(Data entries)

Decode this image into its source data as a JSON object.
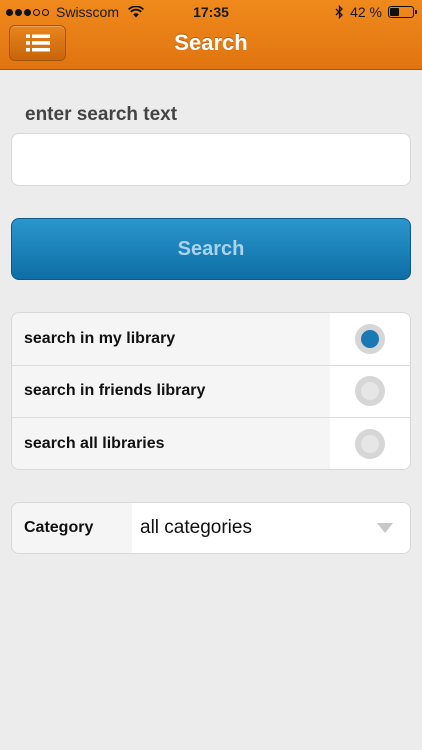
{
  "status_bar": {
    "carrier": "Swisscom",
    "time": "17:35",
    "battery": "42 %",
    "battery_level": 0.42,
    "signal_bars_filled": 3,
    "signal_bars_total": 5,
    "icons": [
      "wifi-icon",
      "bluetooth-icon",
      "battery-icon"
    ]
  },
  "nav": {
    "title": "Search",
    "menu_icon": "list-icon"
  },
  "search": {
    "label": "enter search text",
    "value": "",
    "placeholder": "",
    "button_label": "Search"
  },
  "options": [
    {
      "label": "search in my library",
      "selected": true
    },
    {
      "label": "search in friends library",
      "selected": false
    },
    {
      "label": "search all libraries",
      "selected": false
    }
  ],
  "category": {
    "label": "Category",
    "value": "all categories"
  },
  "colors": {
    "header": "#e8801a",
    "button": "#1a7fb8",
    "radio_selected": "#1a78b4",
    "background": "#ececec"
  }
}
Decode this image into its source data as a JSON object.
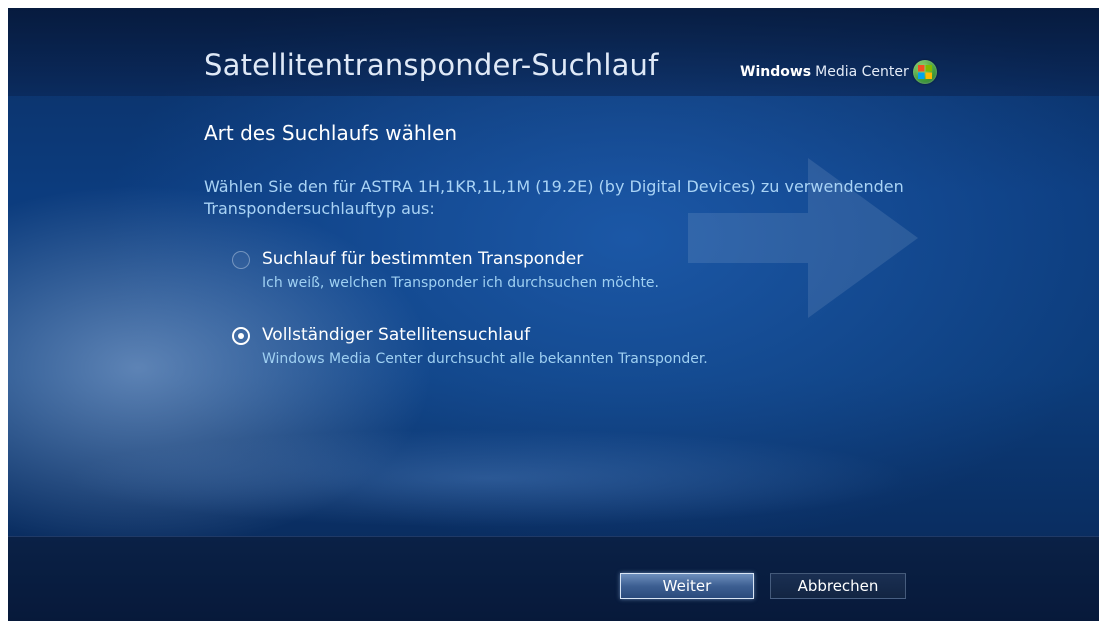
{
  "header": {
    "title": "Satellitentransponder-Suchlauf",
    "brand_bold": "Windows",
    "brand_rest": "Media Center",
    "brand_icon": "windows-orb-icon"
  },
  "main": {
    "subheading": "Art des Suchlaufs wählen",
    "description": "Wählen Sie den für ASTRA 1H,1KR,1L,1M (19.2E) (by Digital Devices) zu verwendenden Transpondersuchlauftyp aus:",
    "options": [
      {
        "label": "Suchlauf für bestimmten Transponder",
        "sublabel": "Ich weiß, welchen Transponder ich durchsuchen möchte.",
        "selected": false
      },
      {
        "label": "Vollständiger Satellitensuchlauf",
        "sublabel": "Windows Media Center durchsucht alle bekannten Transponder.",
        "selected": true
      }
    ]
  },
  "footer": {
    "next_label": "Weiter",
    "cancel_label": "Abbrechen"
  },
  "colors": {
    "background": "#0c3c7e",
    "description_text": "#a9d3f5",
    "button_focus": "#3d5f92"
  }
}
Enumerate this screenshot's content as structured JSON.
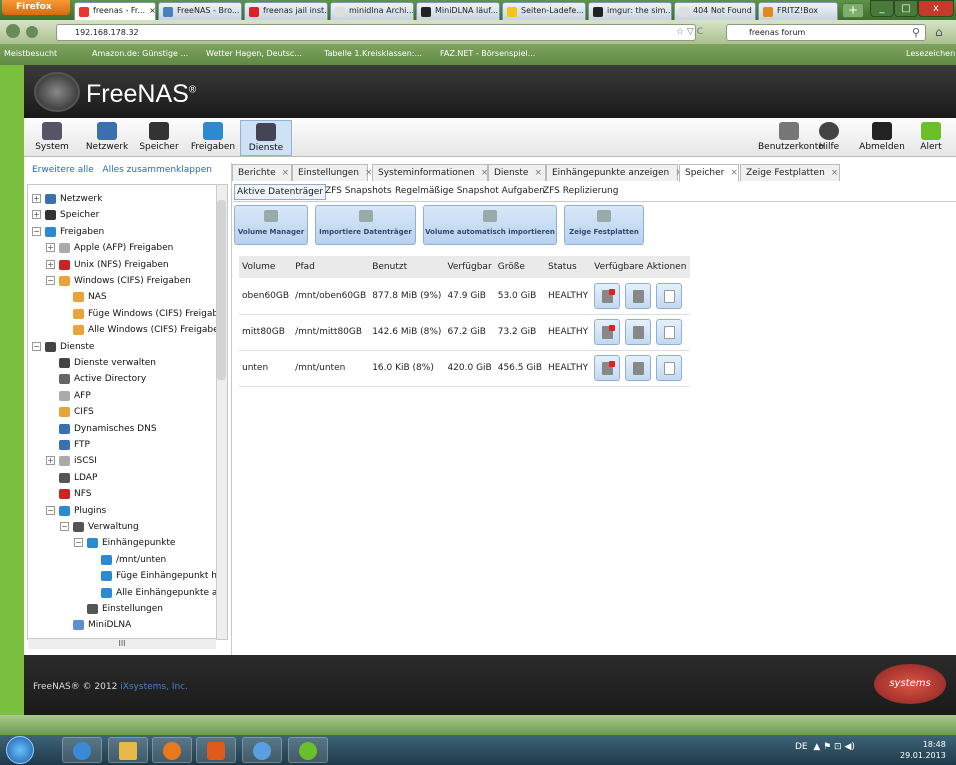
{
  "browser": {
    "app_button": "Firefox",
    "tabs": [
      {
        "label": "freenas - Fr...",
        "close": "×",
        "icon_color": "#e33"
      },
      {
        "label": "FreeNAS - Bro...",
        "icon_color": "#4a7fc0"
      },
      {
        "label": "freenas jail inst...",
        "icon_color": "#d22"
      },
      {
        "label": "minidlna Archi...",
        "icon_color": "#ddd"
      },
      {
        "label": "MiniDLNA läuf...",
        "icon_color": "#222"
      },
      {
        "label": "Seiten-Ladefe...",
        "icon_color": "#f5c518"
      },
      {
        "label": "imgur: the sim...",
        "icon_color": "#222"
      },
      {
        "label": "404 Not Found",
        "icon_color": "#ddd"
      },
      {
        "label": "FRITZ!Box",
        "icon_color": "#e48a1c"
      }
    ],
    "new_tab": "+",
    "url": "192.168.178.32",
    "search_value": "freenas forum",
    "bookmarks": [
      "Meistbesucht",
      "Amazon.de: Günstige ...",
      "Wetter Hagen, Deutsc...",
      "Tabelle 1.Kreisklassen:...",
      "FAZ.NET - Börsenspiel..."
    ],
    "lesezeichen": "Lesezeichen"
  },
  "toolbar": {
    "left": [
      {
        "label": "System",
        "icon": "system-icon"
      },
      {
        "label": "Netzwerk",
        "icon": "network-icon"
      },
      {
        "label": "Speicher",
        "icon": "storage-icon"
      },
      {
        "label": "Freigaben",
        "icon": "sharing-icon"
      },
      {
        "label": "Dienste",
        "icon": "services-icon",
        "active": true
      }
    ],
    "right": [
      {
        "label": "Benutzerkonto",
        "icon": "account-icon"
      },
      {
        "label": "Hilfe",
        "icon": "help-icon"
      },
      {
        "label": "Abmelden",
        "icon": "logout-icon"
      },
      {
        "label": "Alert",
        "icon": "alert-icon"
      }
    ]
  },
  "header": {
    "logo_text": "FreeNAS",
    "logo_mark": "®"
  },
  "tree": {
    "expand_all": "Erweitere alle",
    "collapse_all": "Alles zusammenklappen",
    "nodes": [
      {
        "label": "Netzwerk",
        "exp": "+",
        "icon_color": "#3a6fb0"
      },
      {
        "label": "Speicher",
        "exp": "+",
        "icon_color": "#333"
      },
      {
        "label": "Freigaben",
        "exp": "−",
        "icon_color": "#2c8ad0"
      },
      {
        "label": "Apple (AFP) Freigaben",
        "exp": "+",
        "icon_color": "#aaa"
      },
      {
        "label": "Unix (NFS) Freigaben",
        "exp": "+",
        "icon_color": "#c22"
      },
      {
        "label": "Windows (CIFS) Freigaben",
        "exp": "−",
        "icon_color": "#e8a33a"
      },
      {
        "label": "NAS",
        "icon_color": "#e8a33a"
      },
      {
        "label": "Füge Windows (CIFS) Freigab",
        "icon_color": "#e8a33a"
      },
      {
        "label": "Alle Windows (CIFS) Freigabe",
        "icon_color": "#e8a33a"
      },
      {
        "label": "Dienste",
        "exp": "−",
        "icon_color": "#444"
      },
      {
        "label": "Dienste verwalten",
        "icon_color": "#444"
      },
      {
        "label": "Active Directory",
        "icon_color": "#666"
      },
      {
        "label": "AFP",
        "icon_color": "#aaa"
      },
      {
        "label": "CIFS",
        "icon_color": "#e8a33a"
      },
      {
        "label": "Dynamisches DNS",
        "icon_color": "#3a6fb0"
      },
      {
        "label": "FTP",
        "icon_color": "#3a6fb0"
      },
      {
        "label": "iSCSI",
        "exp": "+",
        "icon_color": "#aaa"
      },
      {
        "label": "LDAP",
        "icon_color": "#555"
      },
      {
        "label": "NFS",
        "icon_color": "#c22"
      },
      {
        "label": "Plugins",
        "exp": "−",
        "icon_color": "#2c8ad0"
      },
      {
        "label": "Verwaltung",
        "exp": "−",
        "icon_color": "#555"
      },
      {
        "label": "Einhängepunkte",
        "exp": "−",
        "icon_color": "#2c8ad0"
      },
      {
        "label": "/mnt/unten",
        "icon_color": "#2c8ad0"
      },
      {
        "label": "Füge Einhängepunkt hir",
        "icon_color": "#2c8ad0"
      },
      {
        "label": "Alle Einhängepunkte ar",
        "icon_color": "#2c8ad0"
      },
      {
        "label": "Einstellungen",
        "icon_color": "#555"
      },
      {
        "label": "MiniDLNA",
        "icon_color": "#5a8fd0"
      }
    ],
    "hscroll_thumb": "III"
  },
  "content_tabs": [
    {
      "label": "Berichte"
    },
    {
      "label": "Einstellungen"
    },
    {
      "label": "Systeminformationen"
    },
    {
      "label": "Dienste"
    },
    {
      "label": "Einhängepunkte anzeigen"
    },
    {
      "label": "Speicher",
      "active": true
    },
    {
      "label": "Zeige Festplatten"
    }
  ],
  "close_glyph": "×",
  "sub_tabs": [
    {
      "label": "Aktive Datenträger",
      "active": true
    },
    {
      "label": "ZFS Snapshots"
    },
    {
      "label": "Regelmäßige Snapshot Aufgaben"
    },
    {
      "label": "ZFS Replizierung"
    }
  ],
  "action_buttons": [
    "Volume Manager",
    "Importiere Datenträger",
    "Volume automatisch importieren",
    "Zeige Festplatten"
  ],
  "table": {
    "headers": [
      "Volume",
      "Pfad",
      "Benutzt",
      "Verfügbar",
      "Größe",
      "Status",
      "Verfügbare Aktionen"
    ],
    "rows": [
      [
        "oben60GB",
        "/mnt/oben60GB",
        "877.8 MiB (9%)",
        "47.9 GiB",
        "53.0 GiB",
        "HEALTHY"
      ],
      [
        "mitt80GB",
        "/mnt/mitt80GB",
        "142.6 MiB (8%)",
        "67.2 GiB",
        "73.2 GiB",
        "HEALTHY"
      ],
      [
        "unten",
        "/mnt/unten",
        "16.0 KiB (8%)",
        "420.0 GiB",
        "456.5 GiB",
        "HEALTHY"
      ]
    ]
  },
  "footer": {
    "copyright": "FreeNAS® © 2012",
    "company": "iXsystems, Inc.",
    "logo_text": "systems"
  },
  "taskbar": {
    "lang": "DE",
    "time": "18:48",
    "date": "29.01.2013"
  },
  "colors": {
    "accent": "#2a6bb5",
    "header_bg": "#222222",
    "sidebar_green": "#7bbf3e"
  }
}
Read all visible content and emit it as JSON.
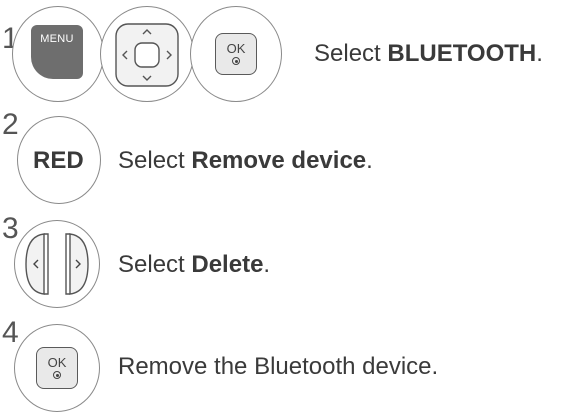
{
  "steps": [
    {
      "number": "1",
      "buttons": {
        "menu_label": "MENU",
        "ok_label": "OK"
      },
      "text_prefix": "Select ",
      "text_bold": "BLUETOOTH",
      "text_suffix": "."
    },
    {
      "number": "2",
      "button_label": "RED",
      "text_prefix": "Select ",
      "text_bold": "Remove device",
      "text_suffix": "."
    },
    {
      "number": "3",
      "text_prefix": "Select ",
      "text_bold": "Delete",
      "text_suffix": "."
    },
    {
      "number": "4",
      "buttons": {
        "ok_label": "OK"
      },
      "text_prefix": "Remove the Bluetooth device.",
      "text_bold": "",
      "text_suffix": ""
    }
  ]
}
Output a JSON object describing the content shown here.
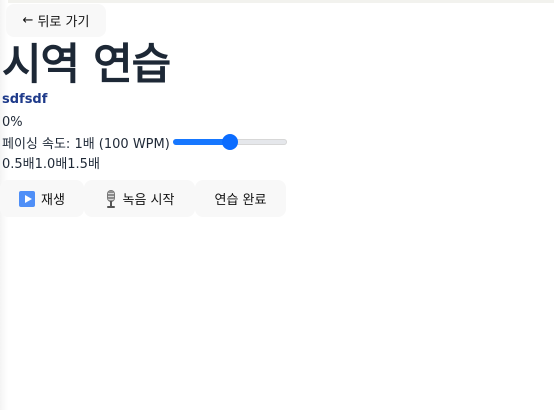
{
  "header": {
    "back_label": "뒤로 가기",
    "back_icon": "arrow-left-icon"
  },
  "page": {
    "title": "시역 연습",
    "subtitle": "sdfsdf",
    "progress_text": "0%"
  },
  "speed": {
    "label": "페이싱 속도: 1배 (100 WPM)",
    "fraction": 0.5,
    "min_label": "0.5배",
    "mid_label": "1.0배",
    "max_label": "1.5배",
    "accent_color": "#1677ff"
  },
  "controls": {
    "play_label": "재생",
    "play_icon": "play-icon",
    "record_label": "녹음 시작",
    "record_icon": "microphone-icon",
    "finish_label": "연습 완료"
  }
}
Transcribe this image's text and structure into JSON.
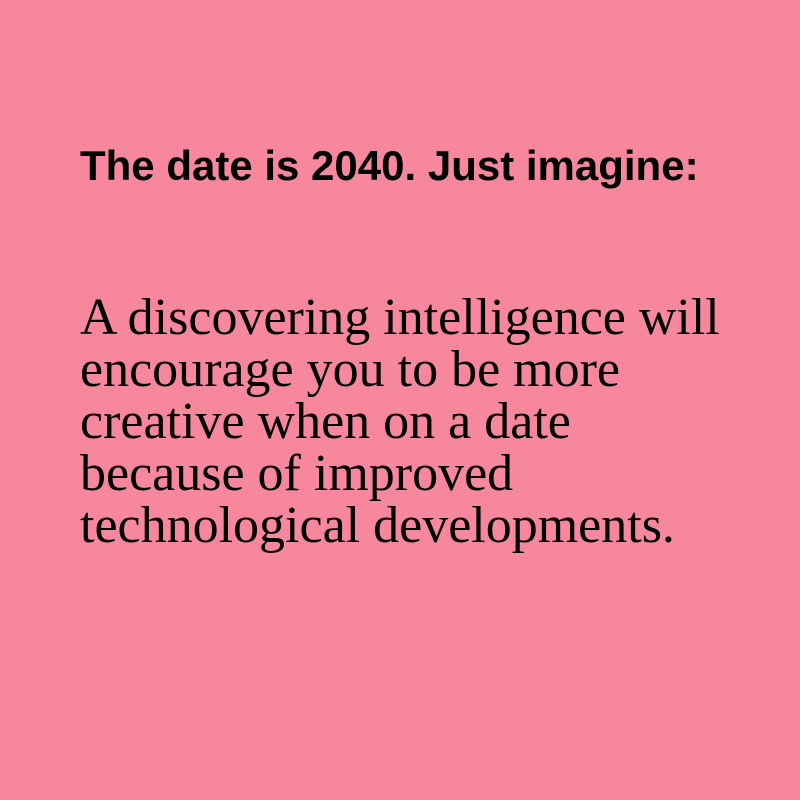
{
  "background_color": "#f7879c",
  "text_color": "#000000",
  "headline": "The date is 2040. Just imagine:",
  "body": "A discovering intelligence will encourage you to be more creative when on a date because of improved technological developments."
}
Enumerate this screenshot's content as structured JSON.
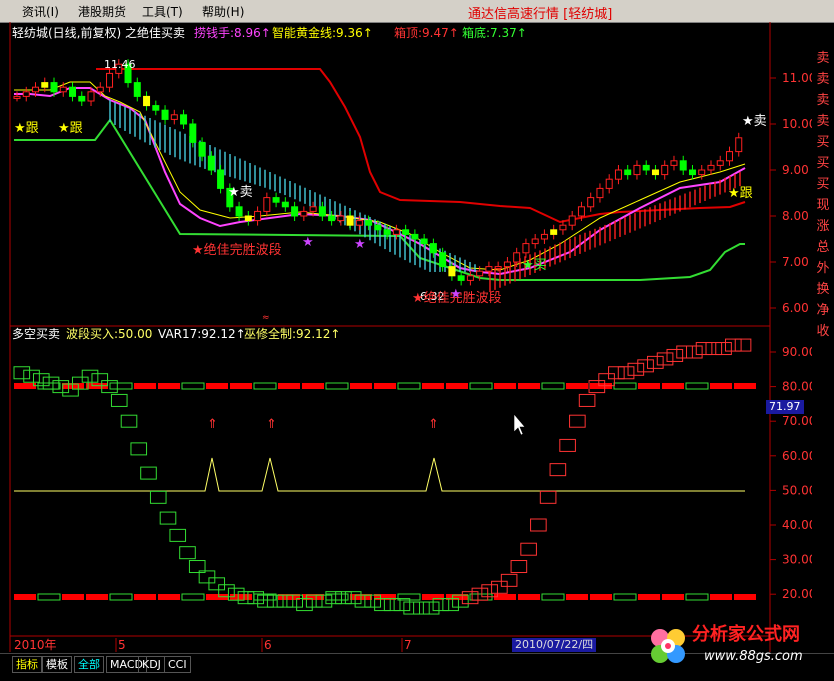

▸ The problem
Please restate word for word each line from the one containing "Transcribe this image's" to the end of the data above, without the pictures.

▸ Solution for this task
Transcribe this image's text and structure into JSON.
{
  "background_color": "#f7879c",
  "text_color": "#000000",
  "headline": "The date is 2040. Just imagine:",
  "body": "A discovering intelligence will encourage you to be more creative when on a date because of improved technological developments."
}
Enumerate this screenshot's content as structured JSON.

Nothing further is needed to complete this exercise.